Professing belief in the resurrection of the dead and affirming that the human body is an essential part of a person's identity, the Catholic church insists that the bodies of the deceased be treated with respect and laid to rest in a consecrated place.
While the Catholic Church continues to prefer burial in the ground, it accepts cremation as an option, but forbids the scattering of ashes and the growing practice of keeping cremated remains at home, said Cardinal Gerhard Müller, prefect of the Congregation for the Doctrine of the Faith.
"Caring for the bodies of the deceased, the church confirms its faith in the resurrection and separates itself from attitudes and rites that see in death the definitive obliteration of the person, a stage in the process of reincarnation or the fusion of one's soul with the universe," the cardinal told reporters Oct. 25.
In 1963, the congregation issued an instruction permitting cremation as long as it was not done as a sign of denial of the basic Christian belief in the resurrection of the dead. The permission was incorporated into the Code of Canon Law in 1983 and the Code of Canons of the Eastern Churches in 1990.
However, Müller said, church law had not specified exactly what should be done with "cremains," and several bishops' conferences asked the congregation to provide guidance.
The result, approved by Pope Francis after consultation with other Vatican offices and with bishops' conferences and the Eastern churches' synods of bishops, is "Ad resurgendum cum Christo" ("To Rise with Christ"), an instruction "regarding the burial of the deceased and the conservation of the ashes in the case of cremation."
Presenting the instruction, Cardinal Müller said, "shortly, in many countries, cremation will be considered the ordinary way" to deal with the dead, including for Catholics.
Cremation, in and of itself, does not constitute a denial of belief in the immortality of the soul and the resurrection of the body, the instruction says. Nor does it "prevent God, in his omnipotence, from raising up the deceased body to new life."
However, the Catholic church wholeheartedly recommends continuing the "pious practice of burying the dead," Müller said.

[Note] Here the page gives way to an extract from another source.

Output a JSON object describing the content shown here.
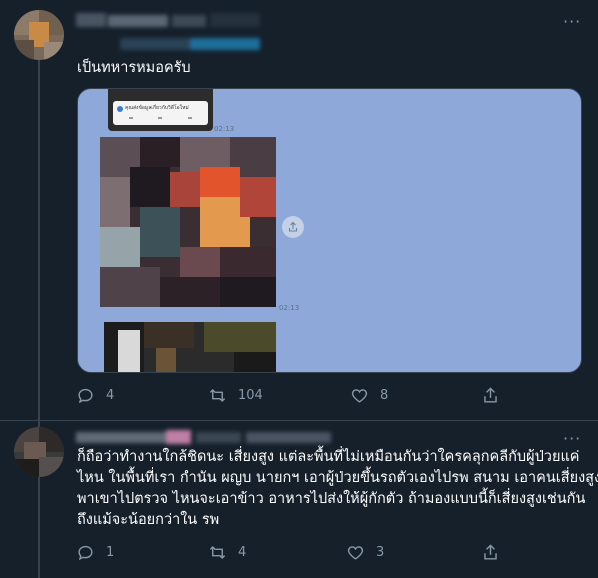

It is considered one of the corporal works of mercy and, mirroring the burial of Christ, it more clearly expresses hope in the resurrection when the person's body and soul will be reunited.

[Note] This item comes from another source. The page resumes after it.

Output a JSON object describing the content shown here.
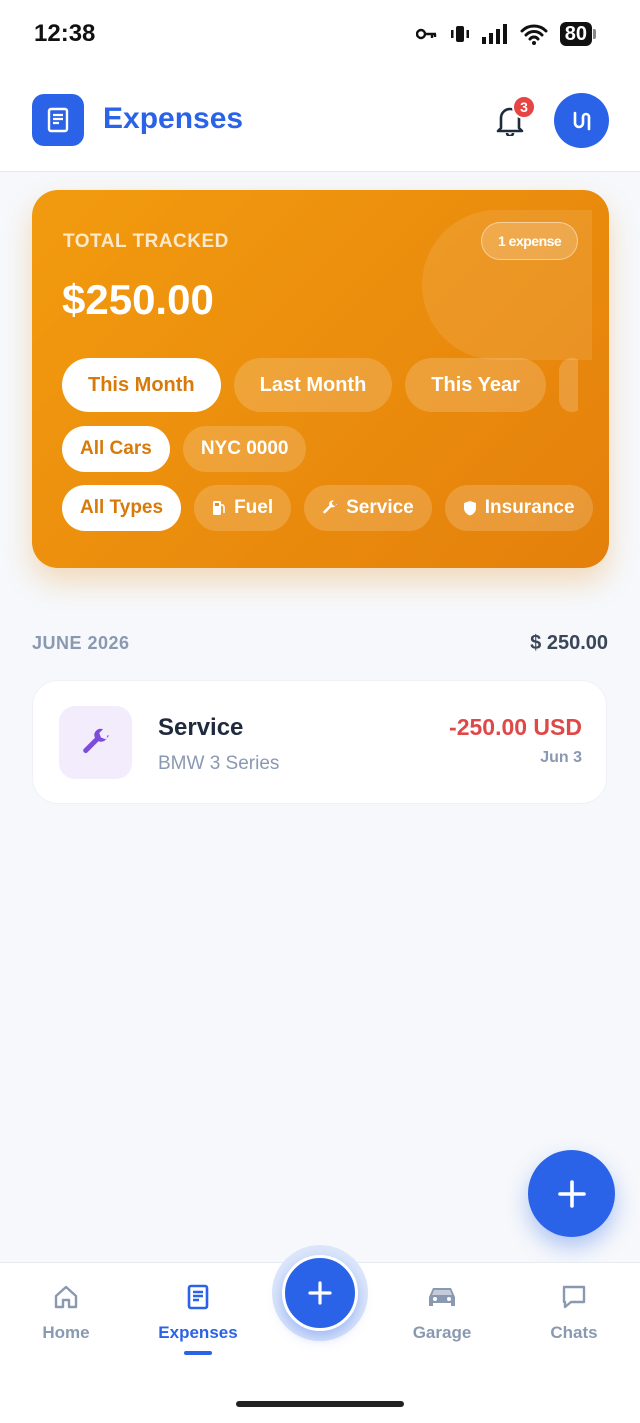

In addition, he said, when a person is buried in the ground -- and, at least to some extent -- when the urn of the person's ashes is placed in a columbarium or tomb, the final resting place is marked with the person's name, the same name with which the person was baptized and by which the person is called by God.

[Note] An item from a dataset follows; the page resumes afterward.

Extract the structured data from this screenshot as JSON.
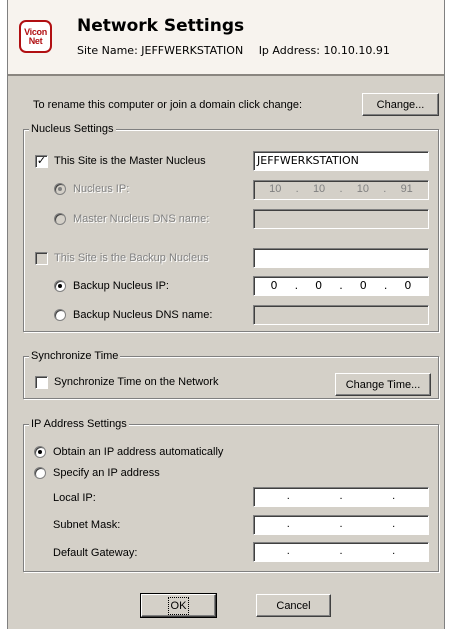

"Belief in the resurrection of the flesh is fundamental," he said. "A human cadaver is not trash" and an anonymous burial or scattering of ashes "is not compatible with the Christian faith. The name, the person, the concrete identity of the person" is important because God created each individual and calls each individual to himself.
In fact, when asked if there was any way to rectify the situation when a person's ashes already had been scattered, Müller suggested making a memorial in a church or other appropriate place and including the name of the deceased.
What is more, he said, labeling an urn or tomb in a public place is an expression of belief in the "communion of saints," the unending unity in Christ of all the baptized, living and dead.
"Other believers have a right to pray at the tomb" and to remember deceased members of the Catholic church on the feast of All Saints and All Souls.
Keeping ashes at home on the mantel, he said, is a sign not only of love and grief, but also of not understanding how the loved one belonged to the entire community of faith and not just to his or her closest relatives.
"Only in grave and exceptional cases," the instruction says, local bishops may give permission for ashes to be kept in a private home. Müller said it was not up to him, but to local and national bishops' conferences to determine what those "grave and exceptional" circumstances might be.
Placing the ashes in a sacred place also "prevents the faithful departed from being forgotten or their remains from being shown a lack of respect," which is more likely to happen as time goes on and the people closest to the deceased also pass way, the instruction said.
Asked specifically about the growing trend in his native Germany of "forest burials," where people pay to have their ashes in urns interred at the base of a tree in a designated forest burial ground, Müller said the German bishops were not thrilled with the idea, but accepted it with the proviso that the tree be marked with the name of the person buried at its base.
In the United States and other countries, a growing number of Catholic cemeteries set aside sections for "green burials" for bodies that have not been embalmed and are placed in simple wooden caskets that eventually will biodegrade along with the body.
"We believe in the resurrection of the body and this must be the principle of our understanding and practice," Müller told Catholic News Service, noting that there is a difference between allowing for the natural decay of the body while protecting the environment and seeing the body of the deceased primarily as fertilizer for plants and trees.